The authors tested effects of a 10-week group cognitive-behavioral stress management intervention among 100 women newly treated for Stage 0-II breast cancer, finding that the intervention reduced prevalence of moderate depression and increased generalized optimism. Expand
Optimistic personality and psychosocial well-being during treatment predict psychosocial well-being among long-term survivors of breast cancer.
There is substantial continuity of subjective well-being across many years among survivors of breast cancer, rooted partly in personality and social connection. Expand
Finding benefit in breast cancer during the year after diagnosis predicts better adjustment 5 to 8 years after diagnosis.
Controlling for initial distress and depression, initial benefit finding in this sample predicted lower distress and Depression at follow-up. Expand
Posttraumatic Stress Symptoms, Intrusive Thoughts, Loss, and Immune Function after Hurricane Andrew
Loss was a key correlate of both posttraumatic symptoms and immune measures, and evidence was found for new onset of sleep problems as a mediator of the posttraumatic symptom - NKCC relationship. Expand
Finding benefit in breast cancer: Relations with personality, coping, and concurrent well-being
Cancer patients experience positive as well as adverse consequences from cancer diagnosis and treatment. The work reported here was part of an effort to characterize the experiences of benefitExpand
Do sociodemographic and disease‐related variables influence benefit‐finding in cancer patients?
Patients' perceptions that having cancer led to positive life changes, or benefit‐finding (BF), e.g. improved relationships, enhanced appreciation of life, increased resilience and self‐reliance are examined, suggesting stage of disease is an important factor to consider when investigating positive perceptions of disease in individuals with cancer. Expand
The influence of bio-behavioural factors on tumour biology: pathways and mechanisms
This review integrates clinical, cellular and molecular studies to provide a mechanistic understanding of the interface between biological and behavioural influences in cancer, and identifies novel behavioural or pharmacological interventions that might help improve cancer outcomes. Expand

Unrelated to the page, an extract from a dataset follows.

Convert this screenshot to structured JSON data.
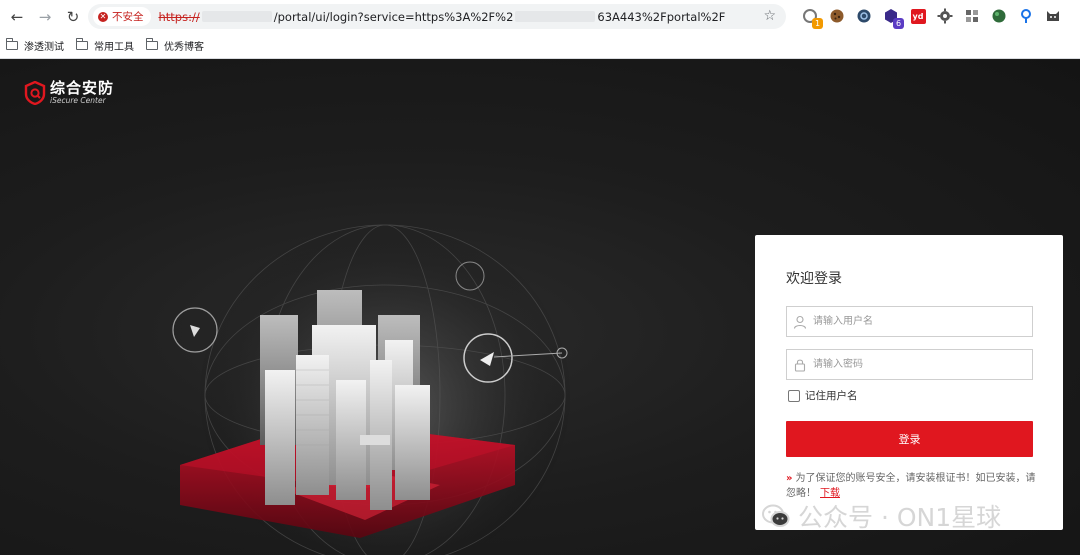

Social support, positive states of mind, and HIV treatment adherence in men and women living with HIV/AIDS.
Examination of relationships between social support, depression, positive states of mind (PSOM), and medication adherence among HIV positive men who have sex with men and women on highly active antiretroviral therapy showed that greater social support and PSOM related to better adherence whereas higher depression scores related to nonadherence. Expand

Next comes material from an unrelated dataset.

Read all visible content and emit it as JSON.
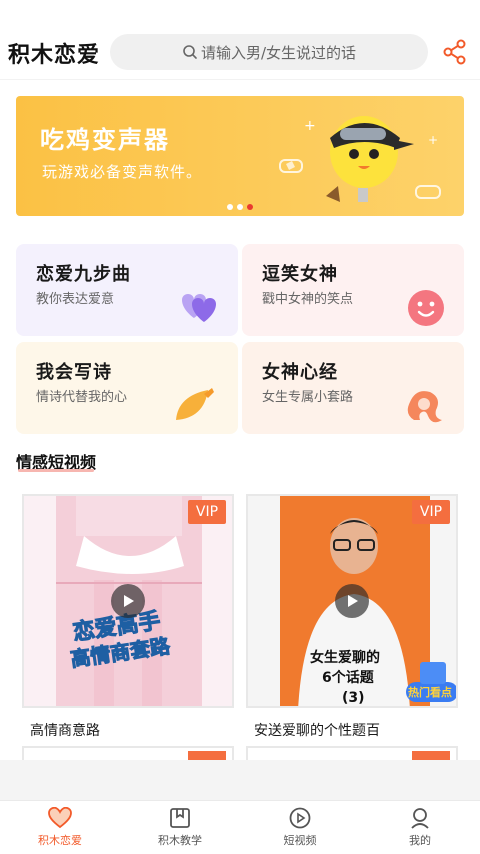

How stress management improves quality of life after treatment for breast cancer.
This intervention had beneficial effects on diverse aspects of quality of life after treatment for breast cancer, which appear linked to a specific stress management skill taught in the intervention. Expand
A randomized clinical trial of group-based cognitive-behavioral stress management in localized prostate cancer: Development of stress management skills improves quality of life and benefit finding
Results support the use of group-based cognitive-behavioral interventions in promoting QoL and BF in this population of men recovering from treatment for localized prostate cancer. Expand